Loew doesn’t minimize the threat posed by the 28-year-old Williams.
The 6-foot-1 1/2 Williams, nicknamed “The Punisher,” last fought on April 11 when he earned a unanimous decision over Wright (51-4-1). At the time, Williams (37-1-0) weighed 157 and Wright 159.
Like Pavlik, Wright lost a 12-round unanimous decision to Bernard Hopkins in July, 2007. Pavlik (35-1-0) lost last October. Both Pavlik and Wright fought B-Hop at 170.
Loew said he’s 99 percent sure a Pavlik-Williams fight would be in Atlantic City.
“The fight would put Kelly back in the limelight and that’s what Kelly needs right now,” Loew said.
Of Williams, a southpaw, Loew said, “He holds it [fighting at 160] well. He’s tall.”
An announcement on the outcome of the Pavlik-Williams negotiations is expected soon.
“We are or are not fighting Paul Williams,” Loew said. “We’ll know very shortly, one way or the other.”
Williams’ lone loss was to Carlos Quintana, via 12-round unanimous decision on Feb. 9, 2008.
Bruce Trampler of Top Rank, Pavlik’s promoter, said he wasn’t personally involved in the negotiations, but acknowledged that hammering out a deal has been difficult because of new demands by Williams’ people.
“Nobody knows,” Trampler said. “It’s in the hands of Paul Williams.”
When contacted, Goossen said: “Paul is a world champion and Kelly is a world champion, but Paul had four respectable wins in a row. He deserves to have a fair amount of revenue that’s generated. I want Kelly to make his, [Top Rank’s] Bob Arum to make his and Paul to make his.”
In the recent past, talks between Arum [for Pavlik] and Williams’ people broke down and the subsequent results: Pavlik fought Hopkins and Williams fought — and beat — Wright.
“Unfortunately, some great fights don’t get made because of misdirected reasons,” Goossen said. “We were a quarter-million apart last time, but, rather than doing what was fair at that time, it put Kelly in a bad situation [fighting Hopkins] and he would have been better off fighting Williams.”
If negotiations end unsuccessfully, Goossen speculated, Wright may end up fighting Pavlik and “Winky will beat Kelly as easily as Bernard did.”
A Pavlik-Wright fight wouldn’t command as much money as a Pavlik-Williams match, Goossen said.

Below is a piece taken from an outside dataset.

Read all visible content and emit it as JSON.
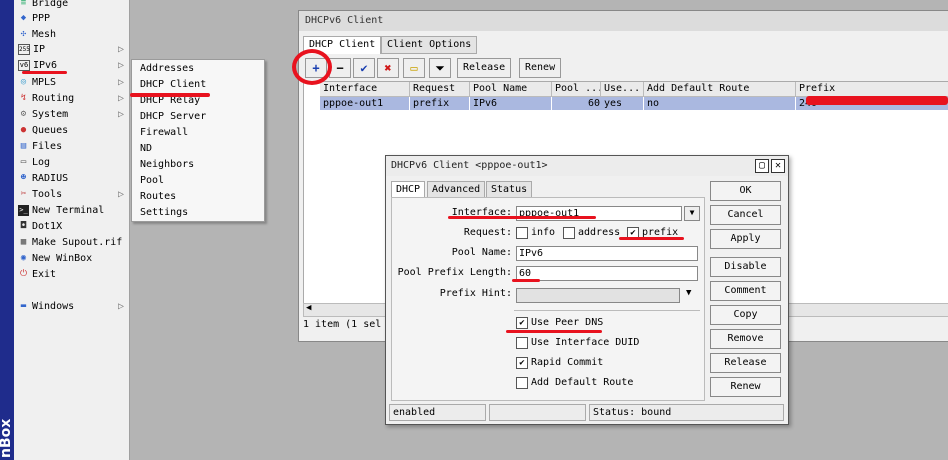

Because of indications that the gate will be big, Goossen’s “better” percentage demand than previously offered might be close to 45 percent (as opposed to 20-25 percent above $1.8 million). According to BoxingScene.com, that means Top Rank gets the first $1.8 million of the gate and 75-80 percent above that number. If the gate generates $1.8 million or lower, then Goossen/Williams receive nothing.
The 45 percent figure would reduce Top Rank’s percentage to 55 percent above the first $1.8 million.
Goossen said he’s willing to go less than 50/50, but he doesn’t want to end up empty.
“The one that’s hurt is Kelly, but that’s not for me to decide. His most immediate money to be made is against Paul. We’re not that far apart, but I’m willing to give.”
The promoter said it isn’t about egos.
“It’s about a big fight for fans. It’s about big money for both, if done properly, and much bigger things for the winner.”